Your goal ▸ Using the data below, copy every line that contains the word "JSON".

-- Stored data follows --

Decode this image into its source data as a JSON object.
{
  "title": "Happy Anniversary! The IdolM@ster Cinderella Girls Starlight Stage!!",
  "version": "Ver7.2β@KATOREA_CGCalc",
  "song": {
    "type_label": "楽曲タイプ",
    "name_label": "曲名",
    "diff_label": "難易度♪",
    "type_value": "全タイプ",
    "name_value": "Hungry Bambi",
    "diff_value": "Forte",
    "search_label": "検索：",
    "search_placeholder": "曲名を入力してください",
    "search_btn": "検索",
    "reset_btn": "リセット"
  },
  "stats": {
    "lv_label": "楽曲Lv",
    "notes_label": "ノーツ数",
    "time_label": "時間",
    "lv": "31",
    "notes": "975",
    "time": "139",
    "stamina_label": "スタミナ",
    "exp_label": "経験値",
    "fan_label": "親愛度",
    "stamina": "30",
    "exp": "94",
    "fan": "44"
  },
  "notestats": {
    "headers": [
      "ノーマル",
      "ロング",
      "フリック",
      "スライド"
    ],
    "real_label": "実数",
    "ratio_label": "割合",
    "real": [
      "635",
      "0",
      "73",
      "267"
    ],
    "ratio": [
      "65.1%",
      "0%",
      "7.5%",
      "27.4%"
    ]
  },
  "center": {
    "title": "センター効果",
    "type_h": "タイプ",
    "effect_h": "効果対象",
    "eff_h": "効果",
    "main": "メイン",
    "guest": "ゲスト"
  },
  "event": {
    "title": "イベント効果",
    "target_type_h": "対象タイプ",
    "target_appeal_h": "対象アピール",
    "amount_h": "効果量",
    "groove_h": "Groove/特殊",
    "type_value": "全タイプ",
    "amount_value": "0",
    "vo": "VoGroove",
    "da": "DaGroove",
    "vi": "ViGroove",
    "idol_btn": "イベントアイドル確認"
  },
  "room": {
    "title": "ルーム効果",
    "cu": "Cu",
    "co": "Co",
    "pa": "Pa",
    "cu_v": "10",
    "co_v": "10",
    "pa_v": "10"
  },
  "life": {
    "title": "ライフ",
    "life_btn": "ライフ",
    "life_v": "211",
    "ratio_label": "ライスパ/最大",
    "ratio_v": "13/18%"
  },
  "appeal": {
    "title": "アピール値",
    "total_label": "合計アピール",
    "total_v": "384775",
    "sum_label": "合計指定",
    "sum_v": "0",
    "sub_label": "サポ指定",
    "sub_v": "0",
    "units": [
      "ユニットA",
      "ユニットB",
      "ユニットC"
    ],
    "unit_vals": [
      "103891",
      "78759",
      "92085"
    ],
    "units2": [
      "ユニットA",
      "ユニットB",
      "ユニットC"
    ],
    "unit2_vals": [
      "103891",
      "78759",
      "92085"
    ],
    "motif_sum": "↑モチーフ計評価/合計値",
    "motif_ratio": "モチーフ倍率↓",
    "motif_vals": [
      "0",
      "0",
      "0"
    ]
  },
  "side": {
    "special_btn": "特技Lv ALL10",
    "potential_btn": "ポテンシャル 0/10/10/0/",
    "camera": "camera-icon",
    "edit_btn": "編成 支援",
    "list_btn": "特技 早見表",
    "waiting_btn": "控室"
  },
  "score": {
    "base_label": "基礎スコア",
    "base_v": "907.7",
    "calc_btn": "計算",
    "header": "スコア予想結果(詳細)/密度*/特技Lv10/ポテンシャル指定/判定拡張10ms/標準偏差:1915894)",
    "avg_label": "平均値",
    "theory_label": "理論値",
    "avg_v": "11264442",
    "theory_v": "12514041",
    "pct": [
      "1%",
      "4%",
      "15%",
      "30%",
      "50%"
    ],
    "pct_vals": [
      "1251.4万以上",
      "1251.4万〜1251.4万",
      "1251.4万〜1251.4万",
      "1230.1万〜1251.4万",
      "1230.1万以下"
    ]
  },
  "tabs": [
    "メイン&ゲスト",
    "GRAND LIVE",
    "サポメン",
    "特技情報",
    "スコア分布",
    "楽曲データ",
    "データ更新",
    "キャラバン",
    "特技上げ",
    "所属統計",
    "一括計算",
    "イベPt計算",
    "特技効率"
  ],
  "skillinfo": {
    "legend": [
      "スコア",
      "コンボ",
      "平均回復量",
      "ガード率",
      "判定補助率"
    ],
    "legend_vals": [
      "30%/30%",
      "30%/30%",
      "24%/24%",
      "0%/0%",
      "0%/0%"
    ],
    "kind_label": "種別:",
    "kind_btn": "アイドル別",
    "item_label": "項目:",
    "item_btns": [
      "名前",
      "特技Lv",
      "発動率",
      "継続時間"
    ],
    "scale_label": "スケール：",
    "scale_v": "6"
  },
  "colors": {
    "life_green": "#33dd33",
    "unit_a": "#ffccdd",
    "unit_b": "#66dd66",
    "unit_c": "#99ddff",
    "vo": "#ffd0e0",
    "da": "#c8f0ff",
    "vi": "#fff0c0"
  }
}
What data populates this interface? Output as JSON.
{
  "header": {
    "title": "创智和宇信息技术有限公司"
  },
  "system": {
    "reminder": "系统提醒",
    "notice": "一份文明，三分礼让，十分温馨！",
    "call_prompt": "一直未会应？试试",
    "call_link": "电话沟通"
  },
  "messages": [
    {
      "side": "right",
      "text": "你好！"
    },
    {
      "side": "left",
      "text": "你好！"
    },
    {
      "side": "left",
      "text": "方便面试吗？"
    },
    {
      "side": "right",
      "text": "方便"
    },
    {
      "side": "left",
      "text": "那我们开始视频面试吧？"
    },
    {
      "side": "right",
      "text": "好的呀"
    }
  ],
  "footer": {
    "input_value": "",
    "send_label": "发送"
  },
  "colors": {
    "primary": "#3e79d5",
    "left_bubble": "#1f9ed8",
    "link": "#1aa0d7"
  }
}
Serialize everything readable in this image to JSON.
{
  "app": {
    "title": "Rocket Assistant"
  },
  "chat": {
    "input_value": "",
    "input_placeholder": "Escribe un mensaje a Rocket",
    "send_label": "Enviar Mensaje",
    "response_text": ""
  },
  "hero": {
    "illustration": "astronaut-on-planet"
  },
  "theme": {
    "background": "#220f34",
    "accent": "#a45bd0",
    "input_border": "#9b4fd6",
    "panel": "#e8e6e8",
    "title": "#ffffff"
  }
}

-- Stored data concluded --

Solution for this problem ▸
Decode this image into its source data as a JSON object.
What data populates this interface? Output as JSON.
Serialize everything readable in this image to JSON.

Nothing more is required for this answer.